Filter the records below, keeping only lines with the string "Tags".

╭─ Study material

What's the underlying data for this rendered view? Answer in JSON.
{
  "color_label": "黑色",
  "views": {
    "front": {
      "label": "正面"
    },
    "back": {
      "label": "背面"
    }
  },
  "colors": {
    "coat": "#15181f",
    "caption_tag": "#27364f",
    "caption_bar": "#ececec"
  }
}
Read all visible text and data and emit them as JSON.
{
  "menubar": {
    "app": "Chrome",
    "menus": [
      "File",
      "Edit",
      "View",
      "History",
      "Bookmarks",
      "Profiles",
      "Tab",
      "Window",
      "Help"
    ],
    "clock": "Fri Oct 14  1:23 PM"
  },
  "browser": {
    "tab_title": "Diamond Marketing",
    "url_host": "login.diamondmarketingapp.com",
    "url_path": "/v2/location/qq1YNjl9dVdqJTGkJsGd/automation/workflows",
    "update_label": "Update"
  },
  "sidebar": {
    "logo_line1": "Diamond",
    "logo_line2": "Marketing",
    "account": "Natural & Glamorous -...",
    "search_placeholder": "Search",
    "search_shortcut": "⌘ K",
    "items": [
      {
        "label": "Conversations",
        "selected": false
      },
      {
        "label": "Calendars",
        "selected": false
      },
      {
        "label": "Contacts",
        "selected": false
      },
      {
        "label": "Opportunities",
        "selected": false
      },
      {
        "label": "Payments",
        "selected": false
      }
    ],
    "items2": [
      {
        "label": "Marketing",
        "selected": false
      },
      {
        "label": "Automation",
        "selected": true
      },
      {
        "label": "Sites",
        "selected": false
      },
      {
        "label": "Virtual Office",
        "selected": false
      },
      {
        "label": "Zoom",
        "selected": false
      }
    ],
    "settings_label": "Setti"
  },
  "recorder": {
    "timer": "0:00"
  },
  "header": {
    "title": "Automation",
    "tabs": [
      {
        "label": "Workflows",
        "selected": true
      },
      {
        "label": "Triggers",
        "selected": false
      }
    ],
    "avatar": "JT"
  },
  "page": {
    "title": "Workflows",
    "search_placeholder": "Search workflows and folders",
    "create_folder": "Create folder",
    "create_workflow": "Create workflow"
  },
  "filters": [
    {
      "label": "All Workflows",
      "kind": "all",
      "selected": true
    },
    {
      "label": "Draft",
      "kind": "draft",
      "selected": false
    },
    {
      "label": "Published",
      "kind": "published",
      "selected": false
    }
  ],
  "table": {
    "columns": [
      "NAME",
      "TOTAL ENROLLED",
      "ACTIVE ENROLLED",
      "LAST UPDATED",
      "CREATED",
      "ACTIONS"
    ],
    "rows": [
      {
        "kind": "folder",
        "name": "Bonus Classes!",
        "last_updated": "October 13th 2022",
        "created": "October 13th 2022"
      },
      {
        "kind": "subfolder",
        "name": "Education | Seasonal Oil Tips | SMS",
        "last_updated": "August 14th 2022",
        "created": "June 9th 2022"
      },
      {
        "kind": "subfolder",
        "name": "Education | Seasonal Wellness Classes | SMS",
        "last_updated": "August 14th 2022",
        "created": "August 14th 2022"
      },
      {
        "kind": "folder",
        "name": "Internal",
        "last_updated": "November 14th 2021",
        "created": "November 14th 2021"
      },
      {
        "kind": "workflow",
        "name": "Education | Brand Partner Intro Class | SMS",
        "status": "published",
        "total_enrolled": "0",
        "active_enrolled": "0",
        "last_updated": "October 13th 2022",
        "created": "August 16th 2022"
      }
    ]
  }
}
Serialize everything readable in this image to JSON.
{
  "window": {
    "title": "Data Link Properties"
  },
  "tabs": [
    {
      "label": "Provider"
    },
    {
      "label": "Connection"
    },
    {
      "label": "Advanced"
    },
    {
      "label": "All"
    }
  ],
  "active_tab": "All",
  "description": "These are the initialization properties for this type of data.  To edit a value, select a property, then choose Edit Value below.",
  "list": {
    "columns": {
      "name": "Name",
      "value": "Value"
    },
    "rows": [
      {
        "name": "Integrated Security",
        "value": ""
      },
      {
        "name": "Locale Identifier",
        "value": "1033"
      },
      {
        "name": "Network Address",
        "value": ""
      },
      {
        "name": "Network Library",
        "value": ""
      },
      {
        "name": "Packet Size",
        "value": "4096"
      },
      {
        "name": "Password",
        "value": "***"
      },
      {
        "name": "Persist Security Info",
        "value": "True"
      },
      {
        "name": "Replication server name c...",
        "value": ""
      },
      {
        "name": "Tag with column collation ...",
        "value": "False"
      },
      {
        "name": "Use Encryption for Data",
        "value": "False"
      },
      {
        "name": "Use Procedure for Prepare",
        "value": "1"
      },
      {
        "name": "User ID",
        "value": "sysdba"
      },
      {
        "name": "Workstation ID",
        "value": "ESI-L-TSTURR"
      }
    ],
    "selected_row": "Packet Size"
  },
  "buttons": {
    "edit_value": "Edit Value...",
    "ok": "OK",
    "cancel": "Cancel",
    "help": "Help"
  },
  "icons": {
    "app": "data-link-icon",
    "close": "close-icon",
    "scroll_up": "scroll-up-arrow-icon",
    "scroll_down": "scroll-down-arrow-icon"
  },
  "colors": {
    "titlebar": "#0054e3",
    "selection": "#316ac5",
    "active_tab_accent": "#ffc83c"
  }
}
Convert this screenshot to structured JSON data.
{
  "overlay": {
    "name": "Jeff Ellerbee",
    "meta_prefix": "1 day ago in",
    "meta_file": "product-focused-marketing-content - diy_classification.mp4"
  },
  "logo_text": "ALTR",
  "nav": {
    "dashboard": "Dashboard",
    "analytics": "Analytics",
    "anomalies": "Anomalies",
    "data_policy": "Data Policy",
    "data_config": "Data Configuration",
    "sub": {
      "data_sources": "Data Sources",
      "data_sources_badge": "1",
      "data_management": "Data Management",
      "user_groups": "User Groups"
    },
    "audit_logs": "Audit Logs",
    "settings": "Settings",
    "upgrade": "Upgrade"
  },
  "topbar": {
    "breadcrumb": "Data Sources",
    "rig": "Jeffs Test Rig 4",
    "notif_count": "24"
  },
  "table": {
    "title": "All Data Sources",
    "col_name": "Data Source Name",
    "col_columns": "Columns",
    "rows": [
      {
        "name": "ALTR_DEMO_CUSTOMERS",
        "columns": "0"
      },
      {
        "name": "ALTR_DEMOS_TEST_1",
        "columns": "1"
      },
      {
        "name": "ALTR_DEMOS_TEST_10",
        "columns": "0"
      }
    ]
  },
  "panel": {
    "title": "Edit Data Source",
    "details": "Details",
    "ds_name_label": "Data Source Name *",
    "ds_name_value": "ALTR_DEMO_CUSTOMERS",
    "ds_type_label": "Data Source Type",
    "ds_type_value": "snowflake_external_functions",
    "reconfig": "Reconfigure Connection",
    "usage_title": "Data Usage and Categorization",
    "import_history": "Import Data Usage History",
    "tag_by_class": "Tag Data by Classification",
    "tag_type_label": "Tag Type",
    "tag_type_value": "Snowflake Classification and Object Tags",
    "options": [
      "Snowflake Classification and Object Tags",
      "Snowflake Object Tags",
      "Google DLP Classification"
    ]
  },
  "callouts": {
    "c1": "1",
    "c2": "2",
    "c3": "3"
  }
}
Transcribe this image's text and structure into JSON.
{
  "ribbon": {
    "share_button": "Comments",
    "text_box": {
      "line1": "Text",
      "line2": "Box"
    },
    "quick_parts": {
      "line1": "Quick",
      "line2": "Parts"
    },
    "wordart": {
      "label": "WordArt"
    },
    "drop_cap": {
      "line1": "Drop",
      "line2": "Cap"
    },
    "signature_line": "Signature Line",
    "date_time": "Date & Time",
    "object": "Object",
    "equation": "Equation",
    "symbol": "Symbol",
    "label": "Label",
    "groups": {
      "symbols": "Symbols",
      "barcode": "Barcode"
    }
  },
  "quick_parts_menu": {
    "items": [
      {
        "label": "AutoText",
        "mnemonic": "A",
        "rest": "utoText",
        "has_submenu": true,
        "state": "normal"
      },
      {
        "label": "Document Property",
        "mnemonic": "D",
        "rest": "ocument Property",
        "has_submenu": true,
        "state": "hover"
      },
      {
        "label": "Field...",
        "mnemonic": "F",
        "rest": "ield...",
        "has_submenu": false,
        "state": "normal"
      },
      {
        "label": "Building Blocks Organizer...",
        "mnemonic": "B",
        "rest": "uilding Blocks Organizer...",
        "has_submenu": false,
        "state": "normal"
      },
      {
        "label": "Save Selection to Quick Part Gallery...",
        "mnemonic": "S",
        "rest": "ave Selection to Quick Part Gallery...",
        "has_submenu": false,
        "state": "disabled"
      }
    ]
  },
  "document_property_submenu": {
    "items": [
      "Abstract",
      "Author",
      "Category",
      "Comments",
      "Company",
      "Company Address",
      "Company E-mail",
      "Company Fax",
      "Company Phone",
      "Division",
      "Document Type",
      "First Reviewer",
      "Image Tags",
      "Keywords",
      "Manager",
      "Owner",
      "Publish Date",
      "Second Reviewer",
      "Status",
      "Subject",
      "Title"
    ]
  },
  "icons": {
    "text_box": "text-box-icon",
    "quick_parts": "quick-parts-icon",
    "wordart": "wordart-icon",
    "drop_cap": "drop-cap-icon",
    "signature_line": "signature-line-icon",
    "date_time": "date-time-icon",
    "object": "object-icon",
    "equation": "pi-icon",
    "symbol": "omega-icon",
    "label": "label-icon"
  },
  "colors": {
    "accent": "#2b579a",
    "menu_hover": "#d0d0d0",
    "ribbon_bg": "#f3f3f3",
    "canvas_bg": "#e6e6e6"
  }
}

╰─

Solution to the exercise:
    "tag_type_value": "Snowflake Classification and Object Tags",
      "Snowflake Classification and Object Tags",
      "Snowflake Object Tags",
      "Image Tags",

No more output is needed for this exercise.